Posts Tagged ‘2014 WV Election’

Final Look

Monday, November 3rd, 2014

The 2014 election cycle is the first in which I have not been actively involved at some level in years.  What a mess it has been to observe and I am certain readers have seen the same.

There has been so much money with some of it questionable, too many untruthful ads and organizations formed to destroy candidates.  Loyalty was out the window and candidates recruited with the hope of increasing the governing numbers with little understanding of what it means to serve.

My fear is this election will end up discouraging not only voters but anyone just getting interested in government (politics) from even thinking about volunteering – let alone running for office in the future.

Another concern is the increase cost to run for office.  The observations above are driving the huge costs.  Previously the cost of running for the legislature or local office was minimal.  Now it’s not only costly, but mean.

Where did all this meanness come from?  Who started it and why?

I feel it is driven by a new culture of those leading political parties, campaign consultants and outside groups.  Tomorrow we will learn if money and meanness worked.

My final look did not see a campaign that revealed a new course for West Virginia.  It was all about power, control and coal.

After this election I would encourage my Republican and Democrat friends to work for a new culture in their party and join together to chart a new path for West Virginia’s future.

Where’s the money?

Friday, February 21st, 2014

“Where’s the money” is the question facing legislators as they enter the final stages of the 2014 legislative session.  It appears the only ideas for getting more money to balance the state budget is a tax on cigarettes or tapping into the rainy day fund.

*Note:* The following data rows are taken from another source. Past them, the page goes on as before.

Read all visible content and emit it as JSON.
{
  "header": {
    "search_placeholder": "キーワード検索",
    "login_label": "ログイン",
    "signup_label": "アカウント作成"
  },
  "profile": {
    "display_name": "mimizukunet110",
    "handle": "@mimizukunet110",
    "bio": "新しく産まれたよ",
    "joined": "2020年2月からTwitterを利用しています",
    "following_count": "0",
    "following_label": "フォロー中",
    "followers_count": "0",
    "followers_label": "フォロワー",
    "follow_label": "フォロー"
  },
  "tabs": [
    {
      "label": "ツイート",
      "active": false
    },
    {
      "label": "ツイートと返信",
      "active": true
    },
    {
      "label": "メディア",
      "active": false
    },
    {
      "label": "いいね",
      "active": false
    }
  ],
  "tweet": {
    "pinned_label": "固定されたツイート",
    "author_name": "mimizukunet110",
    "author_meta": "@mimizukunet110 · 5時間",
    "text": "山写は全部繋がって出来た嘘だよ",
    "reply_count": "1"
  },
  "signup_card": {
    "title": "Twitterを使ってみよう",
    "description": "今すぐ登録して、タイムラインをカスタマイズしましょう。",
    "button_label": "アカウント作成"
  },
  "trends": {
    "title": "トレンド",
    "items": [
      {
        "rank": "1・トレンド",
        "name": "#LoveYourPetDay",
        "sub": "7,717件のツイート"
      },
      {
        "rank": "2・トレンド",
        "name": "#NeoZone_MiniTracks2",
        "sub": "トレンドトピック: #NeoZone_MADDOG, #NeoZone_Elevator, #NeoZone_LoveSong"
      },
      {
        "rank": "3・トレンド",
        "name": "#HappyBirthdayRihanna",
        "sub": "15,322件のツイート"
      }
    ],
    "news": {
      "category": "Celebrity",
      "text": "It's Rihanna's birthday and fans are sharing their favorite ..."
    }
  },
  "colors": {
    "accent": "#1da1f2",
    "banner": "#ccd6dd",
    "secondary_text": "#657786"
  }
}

Here some ideas that will never fly – in an already election year risk adverse Legislature – along with the strong challenge planned by Republicans to capture the House of Delegates.  But there is 2015 and someone should be looking at and researching the potential of these revenue producing opportunities as well as others.

Internet gaming could open up a world of opportunity.  Only three states (Nevada, Delaware & New Jersey) have legalized this option.  In a recent POLITICO article Keith Smith, who heads Boyd Gaming said, “… online gaming [is] an opportunity to be relevant to a new generation of customers, one that is already playing online.”  The piece noted that despite the murky legal status of online gambling, last year $6 billion of the estimated $15 billion worldwide market came from the United States.

A growing market is Advance Deposit Waging (ADW).  It is a form of betting on the outcome of horse races in which the bettor must fund their account before being allowed to place bets.  State governments receive a cut of ADW revenues.  It is not legalized in our state.

Generally, Advance Deposit Waging companies are licensed in Oregon and are known as “wagering hubs.”  These include well know names like Churchill Downs, The Racing Channel, Keeneland, TVG xpressbet.com and greyhounchannel.com.  Research would tell us how Oregon is taxing this activity.  States have long offered tax relief to attract businesses from other states.  What’s wrong with competing with Oregon for these ADW companies?

Nearby in Kentucky two tracks (Kentucky Downs and Ellis Park) have Instant Racing which are electronic pari-mutuel gaming machines, which rely on the outcome of previously run Thoroughbred races to generate winning numbers.  Kentucky Downs operates 390 machines that grossed $291.2 million in handle and averaged nearly $24.3 million per month in 2013, while Ellis Park’s 187 machines handled more than $27.7 million last year and averaged $2.3 million per month.

West Virginia already allows video lottery machines.  Maybe those thinking about the future should consider Off Track Betting.  Fans in localities where there are no race tracks could have access to simulcast racing across the country and included Instant Racing machines like in Kentucky.

Finally, let’s not forget the growing use of tablets and smartphones.  No doubt these will play an important role in future gaming experience.  These devices must be considered if state leaders decide to look at any of these concepts.

I am offering these ideas not as an advocate but with the hope those wondering “where’s  the money” will put some type of process in place to look for all opportunities – not just gaming – to avoid a certain tax increase for our citizens in 2015 if nothing is done.